Claudia Rankine Analysis

Other literary forms

(Poets and Poetry in America)

Although Claudia Rankine (RAHN-keen) is best known for her poetry, she has collaborated with Melanie Joseph, the artistic director of New York’s Foundry Theater, to create a play called The Provenance of Beauty: A South Bronx Travelogue (pr., pb. 2009). This performance piece was researched and written through a grant from the New Play Development Program of the National Endowment for the Arts and was developed from interviews conducted throughout the New York City borough. As a hybrid and mobile piece, the play has audience members board a bus that takes them through the South Bronx. In transit, playgoers witness live “happenings” and listen on headphones to actors performing Rankine’s narrative. In addition to playwriting, Rankine has worked on screenplays for collaborative film essays with her husband, photographer John Lucas.


(Poets and Poetry in America)

Regarded as a principal lyric poet of the twenty-first century, Claudia Rankine has pushed the limits of genre by combining traditional poetic forms with prose, dialogue, and visual imagery. Critics and fellow poets have pointed out that in each of her four published collections, Rankine’s poems do not exist independently from one another; instead, she is known for writing complete, stunningly intricate books that are broken into single poems.
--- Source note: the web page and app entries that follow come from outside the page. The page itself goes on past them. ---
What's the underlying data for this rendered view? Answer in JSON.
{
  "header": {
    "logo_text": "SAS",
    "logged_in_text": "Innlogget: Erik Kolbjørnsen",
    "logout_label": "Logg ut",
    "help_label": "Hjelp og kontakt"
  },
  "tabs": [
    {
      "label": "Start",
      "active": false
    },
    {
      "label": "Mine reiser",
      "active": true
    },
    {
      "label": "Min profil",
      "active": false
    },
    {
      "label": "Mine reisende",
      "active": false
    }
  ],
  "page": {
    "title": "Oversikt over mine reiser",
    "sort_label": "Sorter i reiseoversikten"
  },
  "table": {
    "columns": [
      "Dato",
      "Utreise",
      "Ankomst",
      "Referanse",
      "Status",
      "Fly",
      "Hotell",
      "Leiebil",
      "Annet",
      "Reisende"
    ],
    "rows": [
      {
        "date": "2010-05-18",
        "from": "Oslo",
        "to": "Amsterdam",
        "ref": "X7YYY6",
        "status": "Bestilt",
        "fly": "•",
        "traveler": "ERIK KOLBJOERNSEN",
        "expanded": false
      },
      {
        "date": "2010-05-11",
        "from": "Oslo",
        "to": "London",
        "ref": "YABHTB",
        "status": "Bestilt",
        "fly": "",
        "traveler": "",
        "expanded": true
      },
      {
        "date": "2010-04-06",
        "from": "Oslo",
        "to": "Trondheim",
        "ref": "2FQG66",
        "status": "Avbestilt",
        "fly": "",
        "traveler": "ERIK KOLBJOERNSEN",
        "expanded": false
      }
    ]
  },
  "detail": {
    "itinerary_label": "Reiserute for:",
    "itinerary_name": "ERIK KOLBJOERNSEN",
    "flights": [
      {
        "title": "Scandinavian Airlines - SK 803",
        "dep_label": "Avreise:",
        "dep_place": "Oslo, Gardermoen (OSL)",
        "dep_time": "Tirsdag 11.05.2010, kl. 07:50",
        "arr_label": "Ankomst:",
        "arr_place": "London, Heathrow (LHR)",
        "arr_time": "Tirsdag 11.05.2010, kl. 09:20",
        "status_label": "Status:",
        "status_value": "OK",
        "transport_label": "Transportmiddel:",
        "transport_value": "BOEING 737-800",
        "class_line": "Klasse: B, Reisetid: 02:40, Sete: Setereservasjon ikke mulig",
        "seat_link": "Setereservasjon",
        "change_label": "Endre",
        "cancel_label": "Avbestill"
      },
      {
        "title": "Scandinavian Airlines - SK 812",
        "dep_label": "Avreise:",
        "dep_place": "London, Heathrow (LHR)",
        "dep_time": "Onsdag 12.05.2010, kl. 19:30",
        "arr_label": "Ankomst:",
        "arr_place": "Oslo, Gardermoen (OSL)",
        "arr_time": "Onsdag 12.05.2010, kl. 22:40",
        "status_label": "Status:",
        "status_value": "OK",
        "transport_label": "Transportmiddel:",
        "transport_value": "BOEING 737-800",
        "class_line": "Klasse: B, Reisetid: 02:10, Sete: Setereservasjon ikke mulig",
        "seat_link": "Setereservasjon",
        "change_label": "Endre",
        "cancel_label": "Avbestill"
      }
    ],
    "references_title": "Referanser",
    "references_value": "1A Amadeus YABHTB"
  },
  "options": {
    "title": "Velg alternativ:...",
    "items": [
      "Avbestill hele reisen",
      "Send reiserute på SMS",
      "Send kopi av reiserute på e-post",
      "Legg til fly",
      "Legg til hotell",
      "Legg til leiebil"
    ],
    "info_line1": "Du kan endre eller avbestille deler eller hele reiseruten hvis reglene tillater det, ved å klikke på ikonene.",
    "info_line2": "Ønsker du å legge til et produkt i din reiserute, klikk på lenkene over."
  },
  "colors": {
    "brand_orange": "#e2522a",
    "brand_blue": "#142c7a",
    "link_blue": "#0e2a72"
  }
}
Her first collection, Nothing in Nature Is Private, won the Cleveland Poetry Center’s International Poetry Competition, and her critically acclaimed book Don’t Let Me Be Lonely is regarded as one of the most impressive and intrepid prose poems of the twenty-first century. In 2005, Rankine received the Academy of American Poets Fellowship, a stipend designed to provide support for an established poet. She was also shortlisted for the 2005 Lenore Marshall Poetry Prize for Don’t Let Me Be Lonely. Rankine’s work has been published in the Boston Review, Jubilat, TriQuarterly, and Poetry Project Newsletter. Her poems have also been featured in several anthologies, including American Hybrid: A Norton Anthology of New Poetry (2009), Great American Prose Poems (2003), Hammer and Blaze (2002), Best American Poetry 2001 (2001), Step into a World (2000), and The New Young American Poets (2000).


(Poets and Poetry in America)

Barresi, Dorothy. “Baby Boom Poetry and the New Zeitgeist.” Prairie Schooner 83, no. 6 (2009): 175-193. Places Rankine’s Don’t Let Me Be Lonely within a tradition of baby-boomer poets who are confronting the twenty-first century with sensitivity and weight. Attends to the book’s obsession with death and detail in an age of mind-numbing media overload.

Bell, Kevin. “Unheard Writing in the Climate of Spectacular Noise: Claudia Rankine on TV.” The Global South 3, no. 1 (2009): 93-107. An in-depth academic essay that grapples with the philosophical and tonal qualities of Don’t Let Me Be Lonely. Looks at how Rankine demonstrates that popular cultural forms, such as news and advertising, are linked to experimental writing and actual human suffering.

Morris, Mervin. “The American Light: Two Jamaican Poets in the USA.” Mississippi Review 24, no. 3 (1996): 36-48. Compares Rankine’s Nothing in Nature Is Private to Florida Bound (1995), the work of Geoffery Philp, another poet born in Jamaica. Provides critical readings of the poems “Red Hills Road,” “Hellshire Beach,” “Descending from Darkness,” and “Fragment of a Border.” Focuses on the writer’s persona and style as she grapples with being a female, racial “other” in the United States.

Rankine, Claudia. “Claudia Rankine.” Interview. In The Verse Book of Interviews: Twenty-seven Poets on Language, Craft, and Culture, edited by Brian Henry and Andrew Zawacki. Amherst, Mass.: Verse Press, 2005. In this interview, first published in Verse magazine, Rankine talks about poetics and how her culture influences her writing.